_What you should do_.
Every entry is to be returned as it stands, apart from the pictures.

_Extracted data_.
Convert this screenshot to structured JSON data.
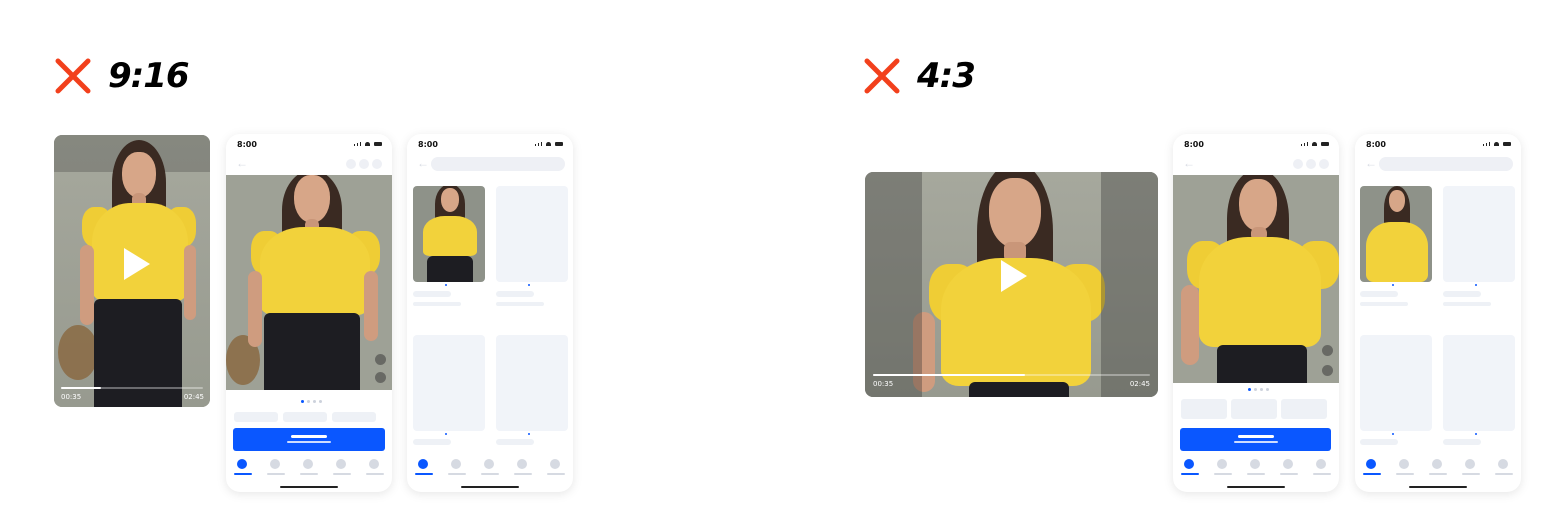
{
  "colors": {
    "error_x": "#f2401c",
    "primary": "#0a57ff",
    "skeleton": "#eef1f6",
    "shirt": "#f2d23b"
  },
  "left_example": {
    "ratio_label": "9:16",
    "icon": "cross-icon",
    "video": {
      "current_time": "00:35",
      "duration": "02:45",
      "progress": 0.28
    },
    "phone_detail": {
      "clock": "8:00"
    },
    "phone_grid": {
      "clock": "8:00"
    }
  },
  "right_example": {
    "ratio_label": "4:3",
    "icon": "cross-icon",
    "video": {
      "current_time": "00:35",
      "duration": "02:45",
      "progress": 0.55
    },
    "phone_detail": {
      "clock": "8:00"
    },
    "phone_grid": {
      "clock": "8:00"
    }
  }
}
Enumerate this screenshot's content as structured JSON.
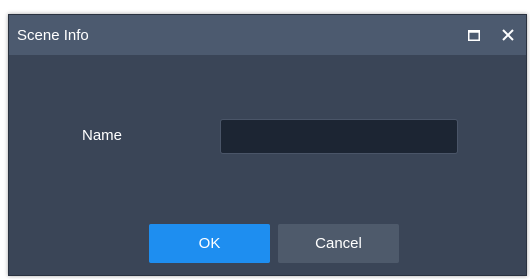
{
  "dialog": {
    "title": "Scene Info",
    "maximize_icon": "maximize-icon",
    "close_icon": "close-icon"
  },
  "form": {
    "name_label": "Name",
    "name_value": "",
    "name_placeholder": ""
  },
  "buttons": {
    "ok_label": "OK",
    "cancel_label": "Cancel"
  },
  "colors": {
    "titlebar": "#4c5a6f",
    "body": "#3a4557",
    "input_bg": "#1c2533",
    "ok_button": "#1e8ef0",
    "cancel_button": "#4e5a6b"
  }
}
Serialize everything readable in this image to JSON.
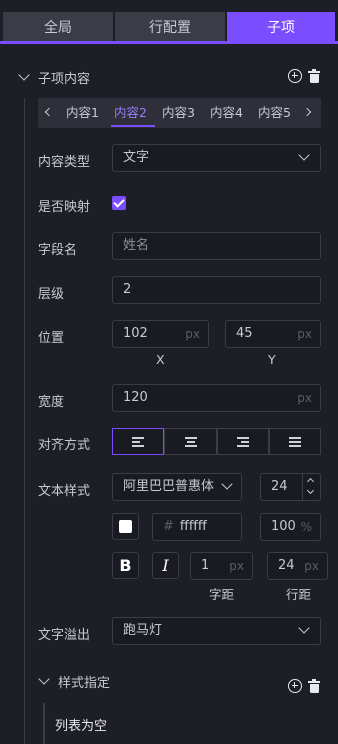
{
  "tabs": [
    {
      "label": "全局"
    },
    {
      "label": "行配置"
    },
    {
      "label": "子项"
    }
  ],
  "section": {
    "title": "子项内容"
  },
  "sub_tabs": [
    "内容1",
    "内容2",
    "内容3",
    "内容4",
    "内容5"
  ],
  "fields": {
    "content_type": {
      "label": "内容类型",
      "value": "文字"
    },
    "is_mapping": {
      "label": "是否映射",
      "checked": true
    },
    "field_name": {
      "label": "字段名",
      "placeholder": "姓名"
    },
    "layer": {
      "label": "层级",
      "value": "2"
    },
    "position": {
      "label": "位置",
      "x": "102",
      "y": "45",
      "unit": "px",
      "x_label": "X",
      "y_label": "Y"
    },
    "width": {
      "label": "宽度",
      "value": "120",
      "unit": "px"
    },
    "align": {
      "label": "对齐方式",
      "selected": "left"
    },
    "text_style": {
      "label": "文本样式",
      "font": "阿里巴巴普惠体",
      "size": "24",
      "color_hash": "#",
      "color": "ffffff",
      "opacity": "100",
      "opacity_unit": "%",
      "bold": "B",
      "italic": "I",
      "letter_spacing": "1",
      "line_height": "24",
      "unit": "px",
      "letter_spacing_label": "字距",
      "line_height_label": "行距"
    },
    "overflow": {
      "label": "文字溢出",
      "value": "跑马灯"
    }
  },
  "style_section": {
    "title": "样式指定",
    "empty_text": "列表为空"
  },
  "colors": {
    "accent": "#7a4dff",
    "background": "#1e1f26"
  },
  "icons": [
    "chevron-down-icon",
    "add-circle-icon",
    "trash-icon",
    "chevron-left-icon",
    "chevron-right-icon",
    "check-icon"
  ]
}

_Answer area_.
Convert this screenshot to structured JSON data.
{
  "colors": {
    "error_x": "#f2401c",
    "primary": "#0a57ff",
    "skeleton": "#eef1f6",
    "shirt": "#f2d23b"
  },
  "left_example": {
    "ratio_label": "9:16",
    "icon": "cross-icon",
    "video": {
      "current_time": "00:35",
      "duration": "02:45",
      "progress": 0.28
    },
    "phone_detail": {
      "clock": "8:00"
    },
    "phone_grid": {
      "clock": "8:00"
    }
  },
  "right_example": {
    "ratio_label": "4:3",
    "icon": "cross-icon",
    "video": {
      "current_time": "00:35",
      "duration": "02:45",
      "progress": 0.55
    },
    "phone_detail": {
      "clock": "8:00"
    },
    "phone_grid": {
      "clock": "8:00"
    }
  }
}
Enumerate this screenshot's content as structured JSON.
{
  "dialog": {
    "title": "Scene Info",
    "maximize_icon": "maximize-icon",
    "close_icon": "close-icon"
  },
  "form": {
    "name_label": "Name",
    "name_value": "",
    "name_placeholder": ""
  },
  "buttons": {
    "ok_label": "OK",
    "cancel_label": "Cancel"
  },
  "colors": {
    "titlebar": "#4c5a6f",
    "body": "#3a4557",
    "input_bg": "#1c2533",
    "ok_button": "#1e8ef0",
    "cancel_button": "#4e5a6b"
  }
}
Serialize everything readable in this image to JSON.
{
  "tabs": [
    {
      "label": "全局"
    },
    {
      "label": "行配置"
    },
    {
      "label": "子项"
    }
  ],
  "section": {
    "title": "子项内容"
  },
  "sub_tabs": [
    "内容1",
    "内容2",
    "内容3",
    "内容4",
    "内容5"
  ],
  "fields": {
    "content_type": {
      "label": "内容类型",
      "value": "文字"
    },
    "is_mapping": {
      "label": "是否映射",
      "checked": true
    },
    "field_name": {
      "label": "字段名",
      "placeholder": "姓名"
    },
    "layer": {
      "label": "层级",
      "value": "2"
    },
    "position": {
      "label": "位置",
      "x": "102",
      "y": "45",
      "unit": "px",
      "x_label": "X",
      "y_label": "Y"
    },
    "width": {
      "label": "宽度",
      "value": "120",
      "unit": "px"
    },
    "align": {
      "label": "对齐方式",
      "selected": "left"
    },
    "text_style": {
      "label": "文本样式",
      "font": "阿里巴巴普惠体",
      "size": "24",
      "color_hash": "#",
      "color": "ffffff",
      "opacity": "100",
      "opacity_unit": "%",
      "bold": "B",
      "italic": "I",
      "letter_spacing": "1",
      "line_height": "24",
      "unit": "px",
      "letter_spacing_label": "字距",
      "line_height_label": "行距"
    },
    "overflow": {
      "label": "文字溢出",
      "value": "跑马灯"
    }
  },
  "style_section": {
    "title": "样式指定",
    "empty_text": "列表为空"
  },
  "colors": {
    "accent": "#7a4dff",
    "background": "#1e1f26"
  },
  "icons": [
    "chevron-down-icon",
    "add-circle-icon",
    "trash-icon",
    "chevron-left-icon",
    "chevron-right-icon",
    "check-icon"
  ]
}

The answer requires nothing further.